Just exactly what makes you think that? Let me say this again: he is 28 years old. I don't know of too many quarterbacks who suddenly fell off the face of the planet after two Pro Bowl seasons at the ages of 26 and 27. Granted, his numbers couldn't get much better than they did last year, but going into this season there was no reason to believe they would drop-off dramatically. While his first two games have been bad, I said before that I have no doubt he will rebound as soon as things get settled around him and put up comparable numbers.
The Vikings are on the downswing? Well thank goodness you let me know, because otherwise I might be getting my hopes up for the next couple of years without any reason to. I mean, a team with a great young defensive line that includes possibly the premier DT in the game in Kevin Williams, some promising young linebackers and two top-shelf cornerbacks who have at least four years of top-flight production left is probably cause for concern.
Things are even worse on the other side of the ball, come to think of it. According to you, Culpepper's career is sure to go downhill from here, and surely the offensive line shows no promise, what with Bryant McKinnie, Mike Rosenthal, Marcus Johnson, Adam Goldberg and Chris Liwienski all on their last legs (for those wondering, Johnson was a second round pick in 2004, McKinnie is 26, Goldberg is 25, Rosenthal is 28, and Liwienski is the elder statesman of the group at 30. This doesn't include Matt Birk, who is 29, but I didn't list him at first because of the questions surrounding his health).

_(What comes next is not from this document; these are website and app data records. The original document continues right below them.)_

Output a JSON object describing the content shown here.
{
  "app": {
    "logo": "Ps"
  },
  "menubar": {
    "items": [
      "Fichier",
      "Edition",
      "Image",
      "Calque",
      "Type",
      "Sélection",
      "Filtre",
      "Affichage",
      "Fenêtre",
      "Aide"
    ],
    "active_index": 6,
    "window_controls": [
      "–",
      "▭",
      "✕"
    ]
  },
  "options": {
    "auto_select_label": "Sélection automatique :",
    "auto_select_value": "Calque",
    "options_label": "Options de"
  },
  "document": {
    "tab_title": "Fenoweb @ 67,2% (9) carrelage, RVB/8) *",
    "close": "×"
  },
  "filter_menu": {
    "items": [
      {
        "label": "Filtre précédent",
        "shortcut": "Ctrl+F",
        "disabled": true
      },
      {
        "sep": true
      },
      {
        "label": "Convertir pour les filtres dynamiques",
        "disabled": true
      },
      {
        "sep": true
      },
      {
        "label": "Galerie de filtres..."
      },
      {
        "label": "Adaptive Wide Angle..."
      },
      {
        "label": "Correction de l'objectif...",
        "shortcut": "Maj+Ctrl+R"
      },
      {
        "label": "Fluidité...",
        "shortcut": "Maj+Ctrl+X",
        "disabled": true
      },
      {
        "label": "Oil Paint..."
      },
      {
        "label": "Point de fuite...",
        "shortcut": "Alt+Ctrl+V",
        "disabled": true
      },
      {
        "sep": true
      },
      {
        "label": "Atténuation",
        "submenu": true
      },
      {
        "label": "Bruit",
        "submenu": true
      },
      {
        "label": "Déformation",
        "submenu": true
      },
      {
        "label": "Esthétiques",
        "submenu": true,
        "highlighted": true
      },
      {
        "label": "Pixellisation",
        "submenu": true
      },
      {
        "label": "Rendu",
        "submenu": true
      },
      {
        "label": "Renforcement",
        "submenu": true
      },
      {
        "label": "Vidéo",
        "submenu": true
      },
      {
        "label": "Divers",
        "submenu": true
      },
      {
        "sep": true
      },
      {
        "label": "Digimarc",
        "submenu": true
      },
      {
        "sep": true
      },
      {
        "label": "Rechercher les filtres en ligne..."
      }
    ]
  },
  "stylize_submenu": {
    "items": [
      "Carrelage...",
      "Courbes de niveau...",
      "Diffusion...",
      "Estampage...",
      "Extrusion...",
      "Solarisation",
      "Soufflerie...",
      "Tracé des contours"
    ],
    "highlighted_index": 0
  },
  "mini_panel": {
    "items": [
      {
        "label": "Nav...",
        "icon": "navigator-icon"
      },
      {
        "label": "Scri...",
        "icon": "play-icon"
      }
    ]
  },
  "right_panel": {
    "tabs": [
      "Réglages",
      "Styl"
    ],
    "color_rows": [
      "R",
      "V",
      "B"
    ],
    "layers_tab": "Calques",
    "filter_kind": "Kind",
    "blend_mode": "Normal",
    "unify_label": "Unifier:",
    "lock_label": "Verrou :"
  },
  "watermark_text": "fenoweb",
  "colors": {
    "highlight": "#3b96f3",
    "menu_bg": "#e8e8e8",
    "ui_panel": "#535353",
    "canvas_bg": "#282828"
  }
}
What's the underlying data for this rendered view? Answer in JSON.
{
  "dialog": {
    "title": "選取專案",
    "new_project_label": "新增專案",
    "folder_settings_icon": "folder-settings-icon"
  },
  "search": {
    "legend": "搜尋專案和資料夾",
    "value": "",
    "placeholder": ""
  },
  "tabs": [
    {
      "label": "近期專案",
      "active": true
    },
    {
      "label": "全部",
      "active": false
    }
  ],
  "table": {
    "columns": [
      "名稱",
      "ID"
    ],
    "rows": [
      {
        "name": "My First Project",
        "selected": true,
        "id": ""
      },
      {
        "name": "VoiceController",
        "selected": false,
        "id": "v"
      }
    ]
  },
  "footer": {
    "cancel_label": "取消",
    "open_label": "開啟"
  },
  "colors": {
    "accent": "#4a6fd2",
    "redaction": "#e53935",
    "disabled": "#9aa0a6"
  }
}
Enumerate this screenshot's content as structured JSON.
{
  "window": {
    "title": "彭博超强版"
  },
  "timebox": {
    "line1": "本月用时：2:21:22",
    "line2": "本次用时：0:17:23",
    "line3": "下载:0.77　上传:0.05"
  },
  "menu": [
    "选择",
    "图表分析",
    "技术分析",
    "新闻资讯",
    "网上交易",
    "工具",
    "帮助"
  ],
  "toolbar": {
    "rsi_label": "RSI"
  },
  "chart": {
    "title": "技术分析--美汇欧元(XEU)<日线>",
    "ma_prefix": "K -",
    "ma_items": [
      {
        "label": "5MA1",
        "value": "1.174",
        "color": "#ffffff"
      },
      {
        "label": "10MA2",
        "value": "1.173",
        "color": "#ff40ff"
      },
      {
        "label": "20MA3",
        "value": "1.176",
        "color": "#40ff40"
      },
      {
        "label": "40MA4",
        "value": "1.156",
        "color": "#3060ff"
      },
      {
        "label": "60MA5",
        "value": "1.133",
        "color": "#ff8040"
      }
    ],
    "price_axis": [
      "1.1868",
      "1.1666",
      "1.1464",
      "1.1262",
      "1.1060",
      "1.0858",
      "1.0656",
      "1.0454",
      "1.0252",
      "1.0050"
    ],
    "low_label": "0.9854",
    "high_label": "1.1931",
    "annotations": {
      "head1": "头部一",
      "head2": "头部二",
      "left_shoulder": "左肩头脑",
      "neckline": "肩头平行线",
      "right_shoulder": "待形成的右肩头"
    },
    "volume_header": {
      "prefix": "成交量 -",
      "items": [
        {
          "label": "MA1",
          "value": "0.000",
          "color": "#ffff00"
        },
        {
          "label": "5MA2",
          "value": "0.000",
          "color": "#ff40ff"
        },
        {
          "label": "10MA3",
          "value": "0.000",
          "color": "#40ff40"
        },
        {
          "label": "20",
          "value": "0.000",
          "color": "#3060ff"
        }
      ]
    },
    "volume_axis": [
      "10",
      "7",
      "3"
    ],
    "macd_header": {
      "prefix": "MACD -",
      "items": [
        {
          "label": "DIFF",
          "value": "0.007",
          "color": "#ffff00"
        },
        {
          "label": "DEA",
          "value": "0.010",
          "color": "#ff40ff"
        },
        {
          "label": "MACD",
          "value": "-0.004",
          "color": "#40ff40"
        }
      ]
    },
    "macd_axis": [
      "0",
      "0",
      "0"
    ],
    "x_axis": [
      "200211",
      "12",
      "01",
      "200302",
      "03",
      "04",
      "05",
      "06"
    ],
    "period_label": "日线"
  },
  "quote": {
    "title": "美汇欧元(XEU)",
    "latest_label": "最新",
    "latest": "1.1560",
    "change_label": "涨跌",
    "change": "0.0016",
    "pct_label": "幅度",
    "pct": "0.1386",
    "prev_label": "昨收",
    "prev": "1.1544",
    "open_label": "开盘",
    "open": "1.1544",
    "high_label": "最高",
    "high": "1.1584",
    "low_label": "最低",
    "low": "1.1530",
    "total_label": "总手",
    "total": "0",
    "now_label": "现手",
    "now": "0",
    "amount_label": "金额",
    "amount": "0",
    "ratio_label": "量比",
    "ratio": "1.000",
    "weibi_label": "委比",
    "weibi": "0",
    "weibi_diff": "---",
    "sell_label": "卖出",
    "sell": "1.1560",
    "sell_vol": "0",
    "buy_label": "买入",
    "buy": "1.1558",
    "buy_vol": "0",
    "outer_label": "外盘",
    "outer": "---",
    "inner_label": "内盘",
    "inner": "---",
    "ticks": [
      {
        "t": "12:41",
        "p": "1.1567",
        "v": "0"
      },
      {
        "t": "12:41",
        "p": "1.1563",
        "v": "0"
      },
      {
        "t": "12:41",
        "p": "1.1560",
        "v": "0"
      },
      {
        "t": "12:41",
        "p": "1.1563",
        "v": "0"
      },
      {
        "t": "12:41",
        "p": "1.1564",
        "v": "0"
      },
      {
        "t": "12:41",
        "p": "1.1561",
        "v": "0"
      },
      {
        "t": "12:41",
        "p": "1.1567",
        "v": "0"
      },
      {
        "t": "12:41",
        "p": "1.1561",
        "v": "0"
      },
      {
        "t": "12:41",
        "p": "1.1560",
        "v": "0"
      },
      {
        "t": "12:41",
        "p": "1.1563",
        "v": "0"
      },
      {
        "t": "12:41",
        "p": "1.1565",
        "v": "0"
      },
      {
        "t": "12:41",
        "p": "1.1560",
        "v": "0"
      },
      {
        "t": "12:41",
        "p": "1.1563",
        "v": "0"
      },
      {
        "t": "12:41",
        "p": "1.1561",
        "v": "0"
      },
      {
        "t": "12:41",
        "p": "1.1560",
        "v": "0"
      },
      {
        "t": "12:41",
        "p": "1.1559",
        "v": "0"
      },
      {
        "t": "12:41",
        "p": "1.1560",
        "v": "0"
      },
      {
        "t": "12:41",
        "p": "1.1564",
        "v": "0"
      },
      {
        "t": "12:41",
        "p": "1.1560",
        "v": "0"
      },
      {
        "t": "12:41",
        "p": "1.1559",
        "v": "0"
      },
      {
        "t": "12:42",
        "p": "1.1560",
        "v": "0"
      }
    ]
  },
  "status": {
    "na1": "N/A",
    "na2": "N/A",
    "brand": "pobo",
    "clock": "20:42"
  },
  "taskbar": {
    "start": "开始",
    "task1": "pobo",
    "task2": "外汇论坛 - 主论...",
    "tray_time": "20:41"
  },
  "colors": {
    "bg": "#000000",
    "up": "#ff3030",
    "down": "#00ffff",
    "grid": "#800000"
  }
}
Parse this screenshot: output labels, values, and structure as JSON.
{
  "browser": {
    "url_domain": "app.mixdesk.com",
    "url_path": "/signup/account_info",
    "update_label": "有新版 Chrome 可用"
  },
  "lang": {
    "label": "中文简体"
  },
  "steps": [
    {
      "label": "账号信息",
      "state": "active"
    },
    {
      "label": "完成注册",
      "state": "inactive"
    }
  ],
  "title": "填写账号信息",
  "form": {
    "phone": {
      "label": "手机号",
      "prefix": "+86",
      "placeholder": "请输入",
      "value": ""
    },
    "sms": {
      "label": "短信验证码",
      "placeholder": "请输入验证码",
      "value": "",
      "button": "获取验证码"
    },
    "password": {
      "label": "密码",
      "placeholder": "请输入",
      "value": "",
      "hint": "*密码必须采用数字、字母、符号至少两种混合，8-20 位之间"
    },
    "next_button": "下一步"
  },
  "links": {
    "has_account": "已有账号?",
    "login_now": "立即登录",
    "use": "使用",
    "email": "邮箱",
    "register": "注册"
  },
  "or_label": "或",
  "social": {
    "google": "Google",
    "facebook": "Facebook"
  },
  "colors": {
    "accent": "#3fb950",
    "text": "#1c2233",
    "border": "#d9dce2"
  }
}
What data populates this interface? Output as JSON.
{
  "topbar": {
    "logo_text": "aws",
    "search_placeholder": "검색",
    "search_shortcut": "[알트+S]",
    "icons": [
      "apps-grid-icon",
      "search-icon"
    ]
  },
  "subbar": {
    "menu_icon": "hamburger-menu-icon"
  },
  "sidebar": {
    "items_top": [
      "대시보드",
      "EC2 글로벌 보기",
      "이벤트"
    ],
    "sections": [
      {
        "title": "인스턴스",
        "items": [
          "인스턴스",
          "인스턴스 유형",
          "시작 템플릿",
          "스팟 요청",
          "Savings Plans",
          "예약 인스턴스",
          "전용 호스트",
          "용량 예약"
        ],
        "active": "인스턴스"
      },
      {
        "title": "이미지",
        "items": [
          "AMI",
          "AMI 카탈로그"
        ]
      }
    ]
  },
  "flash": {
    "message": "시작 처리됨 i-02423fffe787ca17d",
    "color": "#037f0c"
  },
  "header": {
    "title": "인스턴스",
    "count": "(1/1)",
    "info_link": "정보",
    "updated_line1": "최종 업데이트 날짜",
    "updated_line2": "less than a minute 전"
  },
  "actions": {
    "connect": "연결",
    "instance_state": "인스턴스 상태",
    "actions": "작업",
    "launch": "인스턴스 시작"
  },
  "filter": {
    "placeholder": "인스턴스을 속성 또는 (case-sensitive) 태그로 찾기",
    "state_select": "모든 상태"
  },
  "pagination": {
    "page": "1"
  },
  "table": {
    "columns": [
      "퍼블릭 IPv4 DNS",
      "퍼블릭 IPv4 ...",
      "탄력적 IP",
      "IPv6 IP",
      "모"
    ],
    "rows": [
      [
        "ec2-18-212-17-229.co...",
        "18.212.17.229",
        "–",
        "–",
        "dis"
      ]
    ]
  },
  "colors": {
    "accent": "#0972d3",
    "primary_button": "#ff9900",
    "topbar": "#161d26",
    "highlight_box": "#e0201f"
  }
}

Looking at the wide receivers things just get worse, seeing as how Burleson is obviously done at the age of 24, as is Troy Williamson at 22, Travis Taylor at 26, and newcomer Koren Robinson at 25. What about running backs, you ask? Certainly they paint a dark picture as well. Mewelde Moore is in his second year, Ciatrick Fason is a rookie, Onterrio Smith (assuming he can stay off the Ricky Williams health program) will be in his fourth year when/if he returns next year and Michael Bennett is 27.
You know, maybe you have a point. Looks to me as though there will certainly be rough times ahead for this team, especially since they have no cap room to go out and add/retain players and an owner who doesn't want to win.
Now I think I'll take your advice and tell you what I really think and not "cop out" as you say: you could not possibly be more wrong about the Vikings. Next time, do your homework before you go spouting off about who's finished and on the downswing. Trust me, we'll all be better for it.
This is very much an up and coming team. More so now because we have an owner willing to spend and will again have the cap room to do it in the off season. Maybe the preseason Super Bowl hype was premature (I don't think so, this is as talented a team as I've seen in Minnesota since I've been around, with the possible exception of 1998, though that team was skewed way towards offensive talent), but they are by no means headed for trouble because of a lack of young talent. Maybe you should look away from that bright shining sun that is the Bengals, put on some sunglasses and look around the league, because believe it or not there are other franchises with just as much promise as your wonderful Cincinnati Bengals.